"There is a willingness and interest in having good relations with the Greek government, but Germany will stand by the foundations of its euro policy," Wirtz added.
Tsipras's Syriza party swept to power just over a week ago having promised to cancel austerity imposed under Greece's EU/IMF bailout and restructure the country's huge debts.
But on Saturday Merkel ruled out a debt writedown for Athens, telling daily Die Welt Europe would continue to show solidarity with Greece if it undertook reforms and savings.
German Finance Minister Wolfgang Schaeuble's spokeswoman Marianne Kothe said new Greek Finance Minister Yanis Varoufakis had announced he would be coming to Berlin "in coming days" to meet Schaeuble but there was no schedule for the meeting yet.
Asked about reports that Varoufakis did not want to extend Greece's 240 billion euro bailout beyond the end of February and would deliver a concept by May, Kothe said Berlin would listen to his ideas.
"The existing programme has been extended until the end of February.

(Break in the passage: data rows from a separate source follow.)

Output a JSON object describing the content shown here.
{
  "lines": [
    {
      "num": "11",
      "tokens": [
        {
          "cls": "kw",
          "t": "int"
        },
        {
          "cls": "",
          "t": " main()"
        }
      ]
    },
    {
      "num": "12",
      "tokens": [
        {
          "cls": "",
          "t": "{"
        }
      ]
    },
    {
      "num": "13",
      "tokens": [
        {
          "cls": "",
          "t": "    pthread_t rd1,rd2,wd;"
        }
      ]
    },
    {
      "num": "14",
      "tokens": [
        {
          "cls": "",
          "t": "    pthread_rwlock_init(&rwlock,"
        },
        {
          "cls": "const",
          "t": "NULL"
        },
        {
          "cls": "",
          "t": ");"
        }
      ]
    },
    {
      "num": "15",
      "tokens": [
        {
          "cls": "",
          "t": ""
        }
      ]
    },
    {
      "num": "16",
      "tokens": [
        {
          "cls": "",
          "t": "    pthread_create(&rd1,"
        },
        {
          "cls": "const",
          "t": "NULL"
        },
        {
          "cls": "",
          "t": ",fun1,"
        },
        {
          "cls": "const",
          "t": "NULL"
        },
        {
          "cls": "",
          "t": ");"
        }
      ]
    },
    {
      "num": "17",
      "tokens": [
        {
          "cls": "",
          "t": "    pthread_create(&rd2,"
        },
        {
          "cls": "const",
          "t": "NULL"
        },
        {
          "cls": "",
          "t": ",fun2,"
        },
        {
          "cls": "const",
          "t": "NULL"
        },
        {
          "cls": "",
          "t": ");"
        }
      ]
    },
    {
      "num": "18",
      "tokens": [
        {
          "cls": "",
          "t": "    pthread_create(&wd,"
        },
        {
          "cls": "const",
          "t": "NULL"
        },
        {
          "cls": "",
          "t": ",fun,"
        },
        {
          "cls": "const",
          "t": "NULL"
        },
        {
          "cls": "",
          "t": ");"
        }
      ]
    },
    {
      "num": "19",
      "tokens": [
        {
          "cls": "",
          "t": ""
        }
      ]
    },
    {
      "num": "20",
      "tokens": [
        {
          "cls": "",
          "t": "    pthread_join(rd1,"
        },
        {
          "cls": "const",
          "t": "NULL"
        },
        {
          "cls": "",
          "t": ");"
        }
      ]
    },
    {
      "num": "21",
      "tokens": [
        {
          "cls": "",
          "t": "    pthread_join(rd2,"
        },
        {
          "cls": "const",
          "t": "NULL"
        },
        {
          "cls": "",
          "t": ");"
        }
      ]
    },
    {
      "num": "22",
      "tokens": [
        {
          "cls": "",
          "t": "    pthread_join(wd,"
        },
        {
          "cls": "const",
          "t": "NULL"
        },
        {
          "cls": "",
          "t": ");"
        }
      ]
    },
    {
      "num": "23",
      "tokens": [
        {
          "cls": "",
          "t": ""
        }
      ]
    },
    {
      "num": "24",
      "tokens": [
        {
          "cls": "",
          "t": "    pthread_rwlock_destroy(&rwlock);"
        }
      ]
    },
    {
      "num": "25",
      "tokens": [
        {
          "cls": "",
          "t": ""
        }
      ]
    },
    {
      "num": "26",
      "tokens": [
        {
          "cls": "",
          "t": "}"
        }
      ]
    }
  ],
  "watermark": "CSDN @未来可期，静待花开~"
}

There is time to exchange ideas, and to hear each others' positions."
Both spokeswomen dismissed suggestions in a report in German newspaper Handelsblatt on Monday that European Commission President Jean-Claude Juncker wanted to scrap the troika mission from international lenders that governs Greece's bailout.
"The German government sees no reason to scrap this mechanism of evaluation by the troika, then political decisions made on the basis of the troika's findings -- and we also see no indications that the EU is distancing itself from this evaluative process," Wirtz said. (Reporting by Stephen Brown and Alexandra Hudson; Editing by Michael Nienaber and Catherine Evans)